By Megan Smith
Nestled between an exotic Caribbean garden and the colorful native Florida plant life at the Naples Botanical Garden is Lake Tupke, a charming man-made lake that has been named after the Seminole Medicine Carrier, Alice Snow. The lake, a year in the making, was a restoration of the native Florida Everglades environment which had become overgrown with invasive plant life. The lake was officially opened last November 15 with a naming ceremony attended by Tribal members and other dignitaries. The chirping of native birds that have made their way back to the garden, the bubbling of fountains, and quiet cobblestone walkways filled with mosaics make this quaint garden the perfect place to honor such an inspiring Seminole tribal member.
Alice Snow was born in 1922, on the outskirts of Lake Okeechobee, where she grew up living in a village beneath the palmetto frond roof of a chickee. In her later years, she lived on the Brighton Reservation where she shared her knowledge as an herbalist by teaching her children and others about medicinal plants.
Spanning a generation of great social transition that included her move from her village to the reservation, Alice Snow witnessed many changes in Seminole life and tradition. She hoped that sharing her knowledge of healing plants would bring both traditional Seminole roots and the modern world together. She wrote and did research for a book entitled “Healing Plants: Medicine of the Florida Seminole Indians” alongside Susan Enns Stans that covers the uses and traditions of medicinal plants found in the Everglades. She also shared some of her knowledge with visitors, volunteers, and staff at the Naples Botanical Garden, inspiring the dedication in her honor.
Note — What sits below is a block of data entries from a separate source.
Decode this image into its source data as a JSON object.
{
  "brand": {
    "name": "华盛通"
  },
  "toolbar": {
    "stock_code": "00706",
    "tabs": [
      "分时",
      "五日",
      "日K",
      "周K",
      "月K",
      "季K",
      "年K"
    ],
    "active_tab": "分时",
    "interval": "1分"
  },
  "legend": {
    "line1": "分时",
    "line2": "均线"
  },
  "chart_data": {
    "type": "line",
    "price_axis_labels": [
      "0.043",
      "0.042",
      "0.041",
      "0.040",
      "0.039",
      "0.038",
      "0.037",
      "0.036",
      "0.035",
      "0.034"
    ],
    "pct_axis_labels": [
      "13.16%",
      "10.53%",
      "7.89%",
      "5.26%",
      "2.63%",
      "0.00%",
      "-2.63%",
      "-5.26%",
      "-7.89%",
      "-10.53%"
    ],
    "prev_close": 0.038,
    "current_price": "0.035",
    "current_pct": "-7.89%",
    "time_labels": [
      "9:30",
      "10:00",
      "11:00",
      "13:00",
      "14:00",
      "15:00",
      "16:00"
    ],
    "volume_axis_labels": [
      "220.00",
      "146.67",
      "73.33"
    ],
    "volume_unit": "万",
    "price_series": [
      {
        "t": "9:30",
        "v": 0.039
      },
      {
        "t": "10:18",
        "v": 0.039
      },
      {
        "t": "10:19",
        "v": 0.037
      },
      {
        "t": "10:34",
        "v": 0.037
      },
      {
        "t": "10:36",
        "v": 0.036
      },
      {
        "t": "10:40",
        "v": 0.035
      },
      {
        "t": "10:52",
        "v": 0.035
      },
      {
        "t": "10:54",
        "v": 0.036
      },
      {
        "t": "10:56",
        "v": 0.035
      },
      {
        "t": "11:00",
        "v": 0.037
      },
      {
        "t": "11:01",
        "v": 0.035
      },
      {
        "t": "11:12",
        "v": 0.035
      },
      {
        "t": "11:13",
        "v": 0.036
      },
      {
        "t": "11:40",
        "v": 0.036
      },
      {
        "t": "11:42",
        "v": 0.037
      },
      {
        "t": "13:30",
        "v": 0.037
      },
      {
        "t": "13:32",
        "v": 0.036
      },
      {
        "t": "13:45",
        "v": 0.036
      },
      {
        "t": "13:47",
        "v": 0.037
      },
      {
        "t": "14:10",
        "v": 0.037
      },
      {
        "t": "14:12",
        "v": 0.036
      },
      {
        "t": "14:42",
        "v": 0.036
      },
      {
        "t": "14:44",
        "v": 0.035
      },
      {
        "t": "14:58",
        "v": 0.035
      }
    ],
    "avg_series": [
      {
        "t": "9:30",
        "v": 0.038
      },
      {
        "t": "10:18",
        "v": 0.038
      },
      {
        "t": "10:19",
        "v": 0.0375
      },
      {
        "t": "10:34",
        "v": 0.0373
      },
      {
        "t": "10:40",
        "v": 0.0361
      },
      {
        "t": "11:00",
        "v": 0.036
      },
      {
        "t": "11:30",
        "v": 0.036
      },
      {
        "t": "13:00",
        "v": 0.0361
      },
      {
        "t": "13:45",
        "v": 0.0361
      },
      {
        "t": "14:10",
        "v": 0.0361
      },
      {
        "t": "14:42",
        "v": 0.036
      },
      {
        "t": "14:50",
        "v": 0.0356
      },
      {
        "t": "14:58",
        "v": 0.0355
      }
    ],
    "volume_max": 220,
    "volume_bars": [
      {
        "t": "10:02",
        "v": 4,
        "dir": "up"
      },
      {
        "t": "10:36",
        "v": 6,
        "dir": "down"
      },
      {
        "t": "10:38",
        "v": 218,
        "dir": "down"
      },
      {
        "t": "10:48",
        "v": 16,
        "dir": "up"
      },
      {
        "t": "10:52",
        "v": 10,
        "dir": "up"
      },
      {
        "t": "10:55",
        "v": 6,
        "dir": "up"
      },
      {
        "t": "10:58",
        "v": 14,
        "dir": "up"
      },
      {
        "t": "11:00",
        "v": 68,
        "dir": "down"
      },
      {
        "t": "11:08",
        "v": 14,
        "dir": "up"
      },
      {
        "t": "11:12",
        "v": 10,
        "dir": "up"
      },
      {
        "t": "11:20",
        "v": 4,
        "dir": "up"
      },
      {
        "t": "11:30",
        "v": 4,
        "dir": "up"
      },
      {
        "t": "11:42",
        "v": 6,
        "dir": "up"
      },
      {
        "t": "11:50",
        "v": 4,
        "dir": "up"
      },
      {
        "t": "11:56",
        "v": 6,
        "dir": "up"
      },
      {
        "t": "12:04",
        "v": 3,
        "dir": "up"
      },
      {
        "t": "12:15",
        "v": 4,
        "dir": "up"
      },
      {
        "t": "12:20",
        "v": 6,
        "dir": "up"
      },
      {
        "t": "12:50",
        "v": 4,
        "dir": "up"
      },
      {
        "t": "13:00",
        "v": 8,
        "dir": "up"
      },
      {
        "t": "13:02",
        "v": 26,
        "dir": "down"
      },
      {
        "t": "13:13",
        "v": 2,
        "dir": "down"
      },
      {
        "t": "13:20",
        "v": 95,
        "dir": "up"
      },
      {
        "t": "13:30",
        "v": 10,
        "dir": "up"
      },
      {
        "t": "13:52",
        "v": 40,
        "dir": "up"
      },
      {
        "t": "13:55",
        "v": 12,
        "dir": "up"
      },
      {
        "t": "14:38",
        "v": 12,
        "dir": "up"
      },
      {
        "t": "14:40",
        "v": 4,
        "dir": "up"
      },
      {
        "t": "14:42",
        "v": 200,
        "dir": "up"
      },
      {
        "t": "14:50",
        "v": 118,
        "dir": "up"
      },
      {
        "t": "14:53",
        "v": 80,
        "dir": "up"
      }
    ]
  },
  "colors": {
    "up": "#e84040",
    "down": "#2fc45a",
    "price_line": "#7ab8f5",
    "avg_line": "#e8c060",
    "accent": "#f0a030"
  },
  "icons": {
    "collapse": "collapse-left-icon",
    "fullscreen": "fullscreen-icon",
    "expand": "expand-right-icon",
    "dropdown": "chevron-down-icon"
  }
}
The resilience of the Seminole people is shown clearly in Alice Snow’s work with medicinal plants as she shared her knowledge and gift with others. Much like Alice Snow, preserving and protecting Seminole culture and history is one of the primary efforts of the Ah-Tah-Thi-Ki Museum where people from all around the world travel to learn about the livelihood and deep history of the tribe. Future garden-goers may stumble upon Lake Tupke, curious as to whom the Seminoles are, hopefully choosing to satisfy their curiosity and visit our museum to learn more. There is no better way to honor Alice Snow’s memory than to share both her work as a Medicine Carrier and the rich culture of the Seminoles with the Naples Botanical Garden and their visitors.
If you are in the Naples area and feel the need for a calming respite, come in and stroll the shores of Lake Tupke at the Naples Botanical Garden!